[Opening PROVIDED ENTRIES section]

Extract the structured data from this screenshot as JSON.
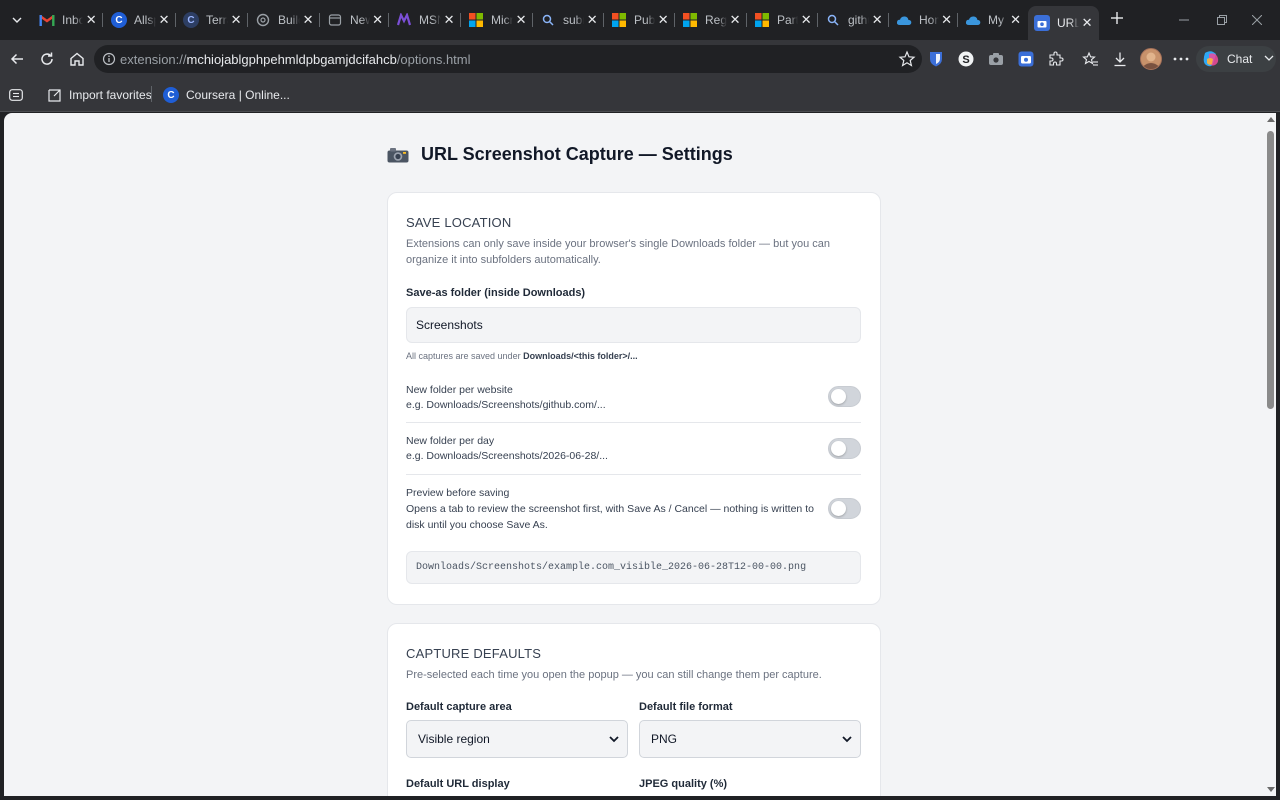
{
  "tabs": [
    {
      "title": "Inbox",
      "icon": "gmail-icon"
    },
    {
      "title": "Allspring",
      "icon": "coursera-icon"
    },
    {
      "title": "Terraform",
      "icon": "coursera-icon"
    },
    {
      "title": "Build",
      "icon": "openai-icon"
    },
    {
      "title": "New tab",
      "icon": "newtab-icon"
    },
    {
      "title": "MSN",
      "icon": "msn-icon"
    },
    {
      "title": "Microsoft",
      "icon": "microsoft-icon"
    },
    {
      "title": "submit",
      "icon": "search-icon"
    },
    {
      "title": "Publish",
      "icon": "microsoft-icon"
    },
    {
      "title": "Register",
      "icon": "microsoft-icon"
    },
    {
      "title": "Partner",
      "icon": "microsoft-icon"
    },
    {
      "title": "github",
      "icon": "search-icon"
    },
    {
      "title": "Home",
      "icon": "onedrive-icon"
    },
    {
      "title": "My files",
      "icon": "onedrive-icon"
    },
    {
      "title": "URL Screenshot",
      "icon": "camera-icon",
      "active": true
    }
  ],
  "address": {
    "scheme": "extension://",
    "host": "mchiojablgphpehmldpbgamjdcifahcb",
    "path": "/options.html"
  },
  "toolbar": {
    "chat_label": "Chat"
  },
  "bookmarks": [
    {
      "label": "Import favorites",
      "icon": "import-icon"
    },
    {
      "label": "Coursera | Online...",
      "icon": "coursera-icon"
    }
  ],
  "page": {
    "title": "URL Screenshot Capture — Settings",
    "save_location": {
      "heading": "Save location",
      "description": "Extensions can only save inside your browser's single Downloads folder — but you can organize it into subfolders automatically.",
      "folder_label": "Save-as folder (inside Downloads)",
      "folder_value": "Screenshots",
      "folder_hint_prefix": "All captures are saved under ",
      "folder_hint_path": "Downloads/<this folder>/...",
      "options": [
        {
          "title": "New folder per website",
          "desc": "e.g. Downloads/Screenshots/github.com/...",
          "enabled": false
        },
        {
          "title": "New folder per day",
          "desc": "e.g. Downloads/Screenshots/2026-06-28/...",
          "enabled": false
        },
        {
          "title": "Preview before saving",
          "desc": "Opens a tab to review the screenshot first, with Save As / Cancel — nothing is written to disk until you choose Save As.",
          "enabled": false
        }
      ],
      "path_preview": "Downloads/Screenshots/example.com_visible_2026-06-28T12-00-00.png"
    },
    "capture_defaults": {
      "heading": "Capture defaults",
      "description": "Pre-selected each time you open the popup — you can still change them per capture.",
      "area_label": "Default capture area",
      "area_value": "Visible region",
      "format_label": "Default file format",
      "format_value": "PNG",
      "url_display_label": "Default URL display",
      "jpeg_quality_label": "JPEG quality (%)"
    }
  },
  "colors": {
    "browser_frame": "#202124",
    "toolbar": "#35363a",
    "page_bg": "#f3f4f6",
    "card_bg": "#ffffff",
    "toggle_off": "#d1d5db"
  }
}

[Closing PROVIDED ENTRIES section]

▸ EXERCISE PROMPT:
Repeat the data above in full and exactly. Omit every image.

▸ EXERCISE SOLUTION:
Extract the structured data from this screenshot as JSON.
{
  "tabs": [
    {
      "title": "Inbox",
      "icon": "gmail-icon"
    },
    {
      "title": "Allspring",
      "icon": "coursera-icon"
    },
    {
      "title": "Terraform",
      "icon": "coursera-icon"
    },
    {
      "title": "Build",
      "icon": "openai-icon"
    },
    {
      "title": "New tab",
      "icon": "newtab-icon"
    },
    {
      "title": "MSN",
      "icon": "msn-icon"
    },
    {
      "title": "Microsoft",
      "icon": "microsoft-icon"
    },
    {
      "title": "submit",
      "icon": "search-icon"
    },
    {
      "title": "Publish",
      "icon": "microsoft-icon"
    },
    {
      "title": "Register",
      "icon": "microsoft-icon"
    },
    {
      "title": "Partner",
      "icon": "microsoft-icon"
    },
    {
      "title": "github",
      "icon": "search-icon"
    },
    {
      "title": "Home",
      "icon": "onedrive-icon"
    },
    {
      "title": "My files",
      "icon": "onedrive-icon"
    },
    {
      "title": "URL Screenshot",
      "icon": "camera-icon",
      "active": true
    }
  ],
  "address": {
    "scheme": "extension://",
    "host": "mchiojablgphpehmldpbgamjdcifahcb",
    "path": "/options.html"
  },
  "toolbar": {
    "chat_label": "Chat"
  },
  "bookmarks": [
    {
      "label": "Import favorites",
      "icon": "import-icon"
    },
    {
      "label": "Coursera | Online...",
      "icon": "coursera-icon"
    }
  ],
  "page": {
    "title": "URL Screenshot Capture — Settings",
    "save_location": {
      "heading": "Save location",
      "description": "Extensions can only save inside your browser's single Downloads folder — but you can organize it into subfolders automatically.",
      "folder_label": "Save-as folder (inside Downloads)",
      "folder_value": "Screenshots",
      "folder_hint_prefix": "All captures are saved under ",
      "folder_hint_path": "Downloads/<this folder>/...",
      "options": [
        {
          "title": "New folder per website",
          "desc": "e.g. Downloads/Screenshots/github.com/...",
          "enabled": false
        },
        {
          "title": "New folder per day",
          "desc": "e.g. Downloads/Screenshots/2026-06-28/...",
          "enabled": false
        },
        {
          "title": "Preview before saving",
          "desc": "Opens a tab to review the screenshot first, with Save As / Cancel — nothing is written to disk until you choose Save As.",
          "enabled": false
        }
      ],
      "path_preview": "Downloads/Screenshots/example.com_visible_2026-06-28T12-00-00.png"
    },
    "capture_defaults": {
      "heading": "Capture defaults",
      "description": "Pre-selected each time you open the popup — you can still change them per capture.",
      "area_label": "Default capture area",
      "area_value": "Visible region",
      "format_label": "Default file format",
      "format_value": "PNG",
      "url_display_label": "Default URL display",
      "jpeg_quality_label": "JPEG quality (%)"
    }
  },
  "colors": {
    "browser_frame": "#202124",
    "toolbar": "#35363a",
    "page_bg": "#f3f4f6",
    "card_bg": "#ffffff",
    "toggle_off": "#d1d5db"
  }
}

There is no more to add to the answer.